**YOUR INSTRUCTIONS**
Each line that has the string "spese" must be copied from the records below.
--- MATERIAL PROVIDED ---
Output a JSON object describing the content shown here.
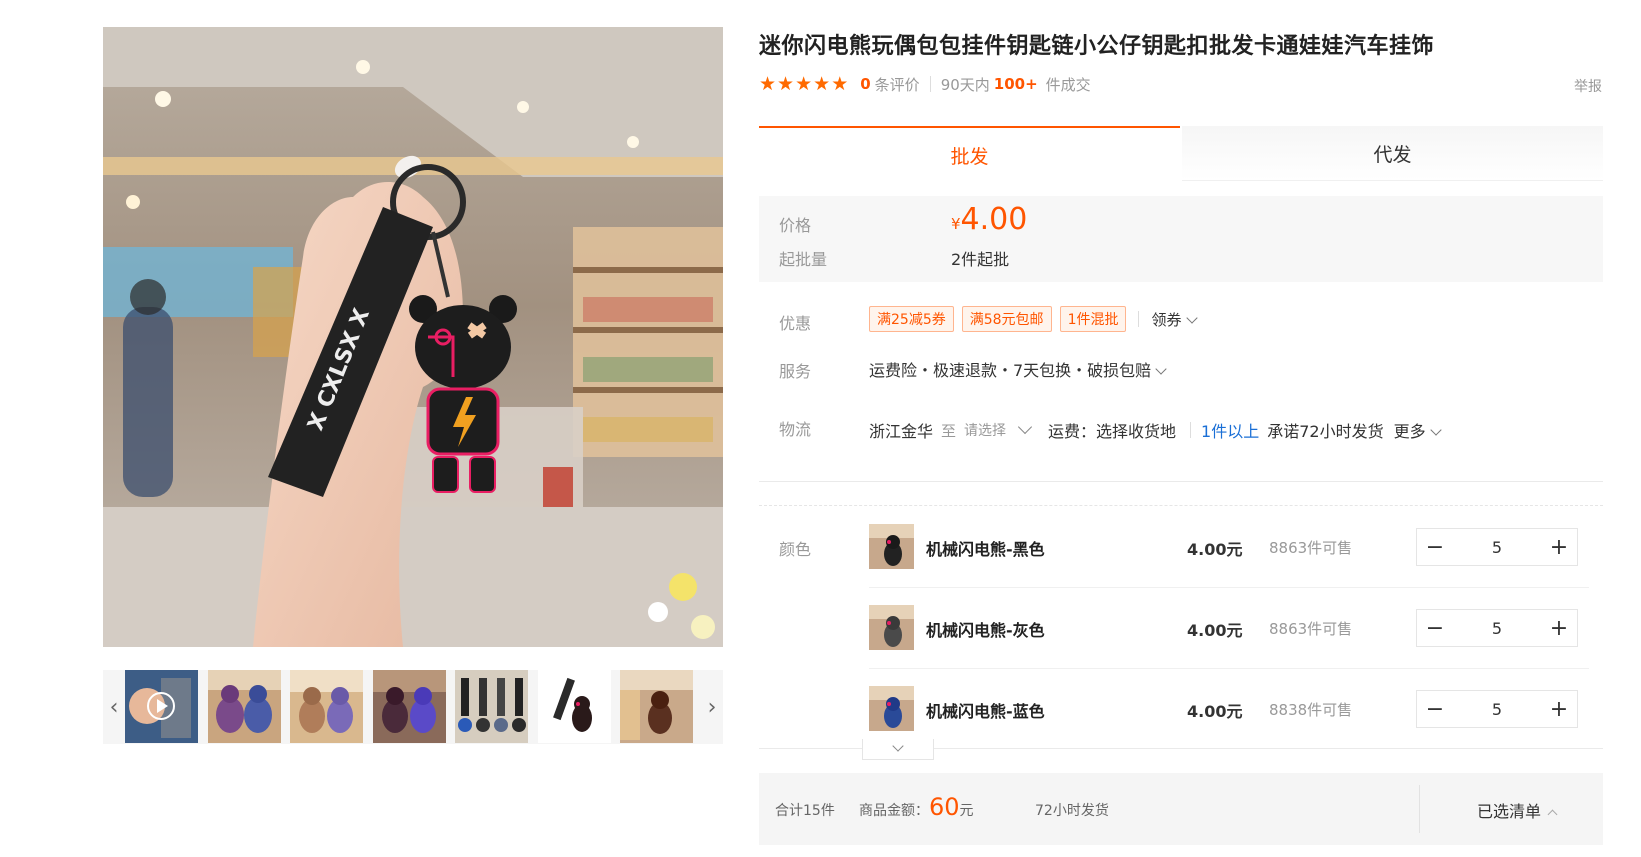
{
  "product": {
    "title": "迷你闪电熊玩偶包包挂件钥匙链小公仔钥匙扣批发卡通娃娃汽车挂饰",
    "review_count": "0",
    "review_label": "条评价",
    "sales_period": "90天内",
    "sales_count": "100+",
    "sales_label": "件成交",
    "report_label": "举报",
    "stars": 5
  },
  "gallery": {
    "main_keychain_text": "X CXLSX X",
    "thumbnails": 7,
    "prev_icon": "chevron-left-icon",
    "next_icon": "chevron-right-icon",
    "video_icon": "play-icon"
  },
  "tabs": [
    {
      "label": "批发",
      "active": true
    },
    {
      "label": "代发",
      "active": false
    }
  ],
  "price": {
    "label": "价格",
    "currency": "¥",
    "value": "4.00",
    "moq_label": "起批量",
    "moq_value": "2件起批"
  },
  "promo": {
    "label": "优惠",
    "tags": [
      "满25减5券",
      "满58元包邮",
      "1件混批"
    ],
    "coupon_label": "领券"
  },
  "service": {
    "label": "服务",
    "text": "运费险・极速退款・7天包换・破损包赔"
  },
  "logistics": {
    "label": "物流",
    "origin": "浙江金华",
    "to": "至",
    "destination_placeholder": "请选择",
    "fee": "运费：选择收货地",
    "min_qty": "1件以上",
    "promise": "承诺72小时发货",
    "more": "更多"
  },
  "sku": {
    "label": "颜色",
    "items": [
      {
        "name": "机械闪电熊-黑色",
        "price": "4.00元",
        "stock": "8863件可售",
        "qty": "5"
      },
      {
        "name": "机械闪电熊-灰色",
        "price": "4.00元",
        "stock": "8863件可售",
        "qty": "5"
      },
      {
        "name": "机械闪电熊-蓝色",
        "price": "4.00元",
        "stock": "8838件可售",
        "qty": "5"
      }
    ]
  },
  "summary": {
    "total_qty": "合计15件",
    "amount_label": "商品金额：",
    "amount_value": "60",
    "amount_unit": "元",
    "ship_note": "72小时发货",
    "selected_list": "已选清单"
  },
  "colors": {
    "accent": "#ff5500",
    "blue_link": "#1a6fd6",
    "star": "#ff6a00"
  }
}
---
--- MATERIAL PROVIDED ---
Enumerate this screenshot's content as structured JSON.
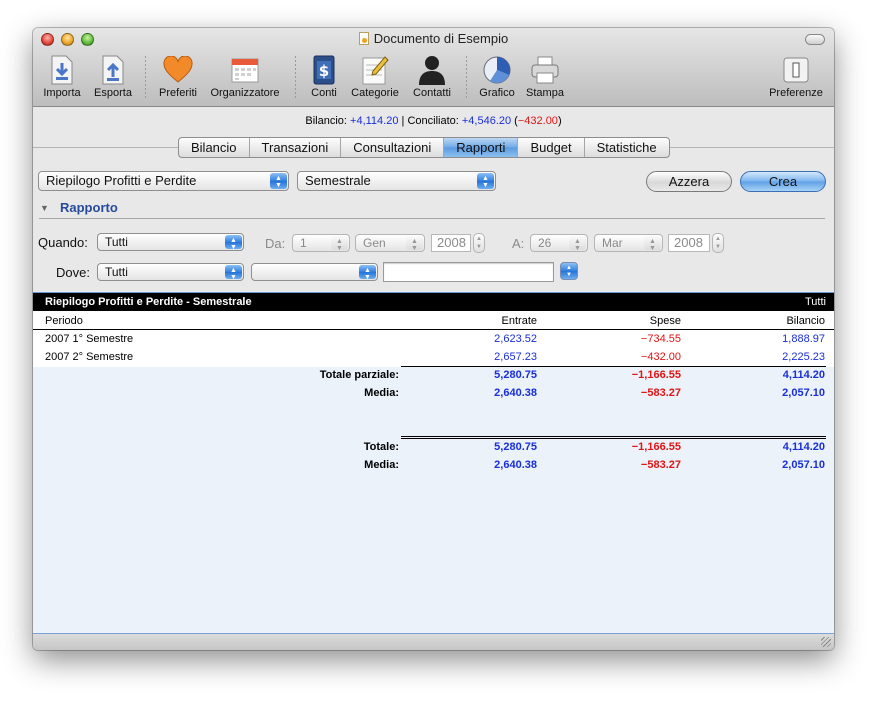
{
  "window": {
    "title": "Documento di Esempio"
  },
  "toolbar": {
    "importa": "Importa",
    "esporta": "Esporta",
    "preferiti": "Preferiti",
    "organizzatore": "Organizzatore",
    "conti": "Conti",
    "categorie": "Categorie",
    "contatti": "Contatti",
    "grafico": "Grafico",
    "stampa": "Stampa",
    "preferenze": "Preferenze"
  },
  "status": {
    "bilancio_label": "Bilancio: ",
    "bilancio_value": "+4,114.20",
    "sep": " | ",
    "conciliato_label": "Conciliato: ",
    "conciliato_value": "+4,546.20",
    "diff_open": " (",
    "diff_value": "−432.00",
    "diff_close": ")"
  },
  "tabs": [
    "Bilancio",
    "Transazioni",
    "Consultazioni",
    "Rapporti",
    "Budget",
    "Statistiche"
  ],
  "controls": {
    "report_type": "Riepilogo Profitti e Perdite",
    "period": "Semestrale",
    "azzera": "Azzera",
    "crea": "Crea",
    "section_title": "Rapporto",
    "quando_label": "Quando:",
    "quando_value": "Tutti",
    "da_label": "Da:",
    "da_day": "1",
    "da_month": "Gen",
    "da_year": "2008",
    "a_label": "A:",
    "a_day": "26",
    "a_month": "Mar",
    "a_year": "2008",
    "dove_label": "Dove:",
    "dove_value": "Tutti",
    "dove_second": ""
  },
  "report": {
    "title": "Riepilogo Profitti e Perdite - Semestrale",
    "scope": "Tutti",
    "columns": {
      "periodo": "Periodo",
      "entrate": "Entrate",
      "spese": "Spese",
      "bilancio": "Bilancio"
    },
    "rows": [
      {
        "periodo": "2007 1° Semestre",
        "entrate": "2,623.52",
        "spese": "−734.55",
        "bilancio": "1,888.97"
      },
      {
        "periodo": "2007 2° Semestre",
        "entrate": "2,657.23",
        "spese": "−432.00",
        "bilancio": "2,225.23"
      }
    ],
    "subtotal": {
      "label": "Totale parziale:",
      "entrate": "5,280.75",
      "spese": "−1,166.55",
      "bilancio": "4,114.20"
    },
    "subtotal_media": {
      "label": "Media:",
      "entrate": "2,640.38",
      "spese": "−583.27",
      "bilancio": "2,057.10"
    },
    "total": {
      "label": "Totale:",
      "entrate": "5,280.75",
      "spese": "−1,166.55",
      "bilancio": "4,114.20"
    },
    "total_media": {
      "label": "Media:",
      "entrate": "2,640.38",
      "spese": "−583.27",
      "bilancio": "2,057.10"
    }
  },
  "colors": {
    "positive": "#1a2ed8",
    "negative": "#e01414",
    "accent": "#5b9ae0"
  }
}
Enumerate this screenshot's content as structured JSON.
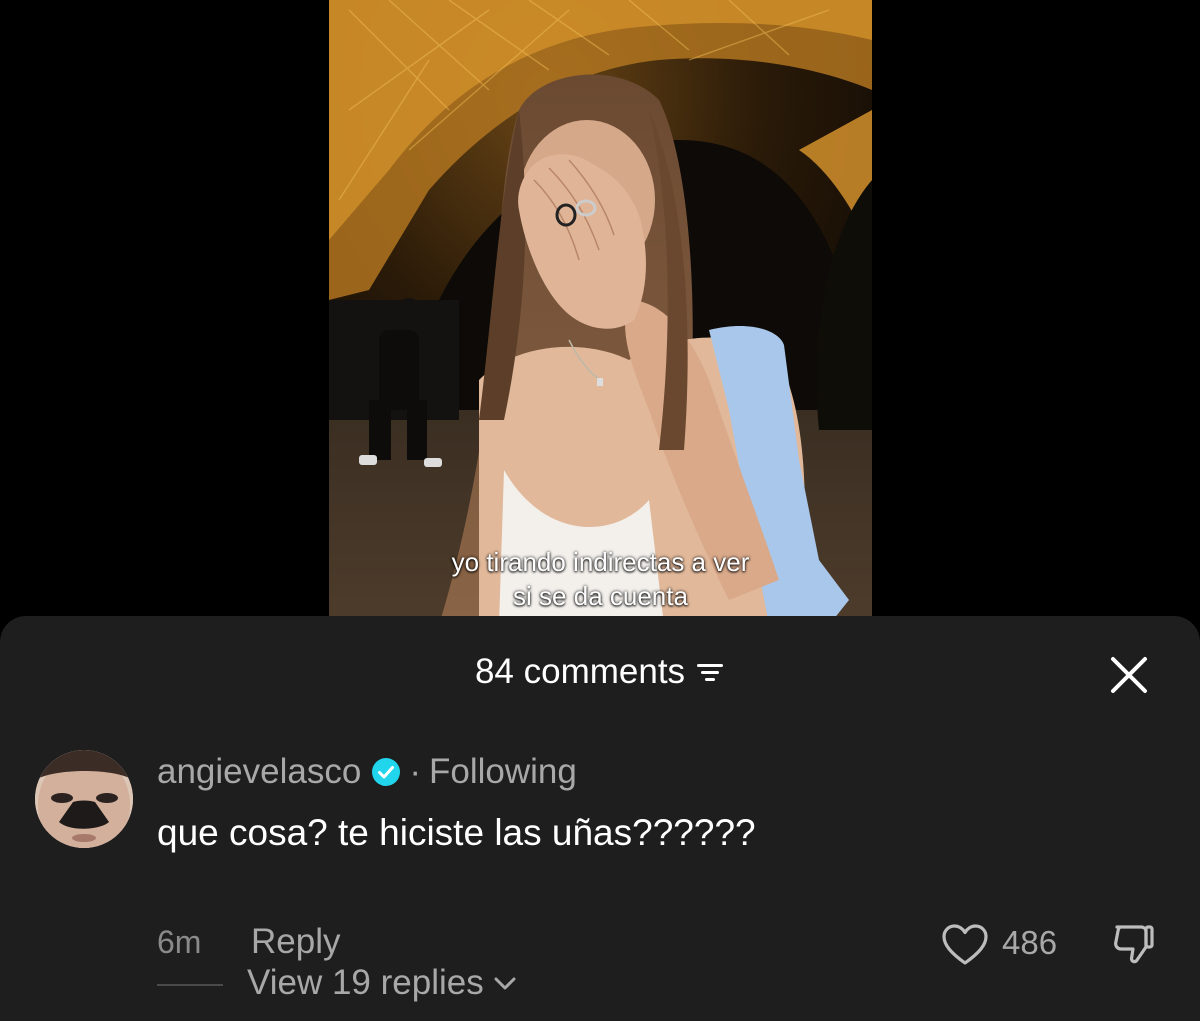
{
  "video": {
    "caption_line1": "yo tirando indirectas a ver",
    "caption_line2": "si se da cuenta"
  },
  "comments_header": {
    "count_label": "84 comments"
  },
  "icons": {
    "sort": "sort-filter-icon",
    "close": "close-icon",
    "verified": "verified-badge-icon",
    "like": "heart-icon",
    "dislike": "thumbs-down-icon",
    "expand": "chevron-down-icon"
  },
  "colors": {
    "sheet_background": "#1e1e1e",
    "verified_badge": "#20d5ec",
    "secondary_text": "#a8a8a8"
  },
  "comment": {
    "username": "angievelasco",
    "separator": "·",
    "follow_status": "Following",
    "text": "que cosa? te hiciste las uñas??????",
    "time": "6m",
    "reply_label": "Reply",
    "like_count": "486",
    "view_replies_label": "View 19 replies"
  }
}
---
**TASK RESULT**
      "spese": "Spese",
        "spese": "−734.55",
        "spese": "−432.00",
      "spese": "−1,166.55",
      "spese": "−583.27",
      "spese": "−1,166.55",
      "spese": "−583.27",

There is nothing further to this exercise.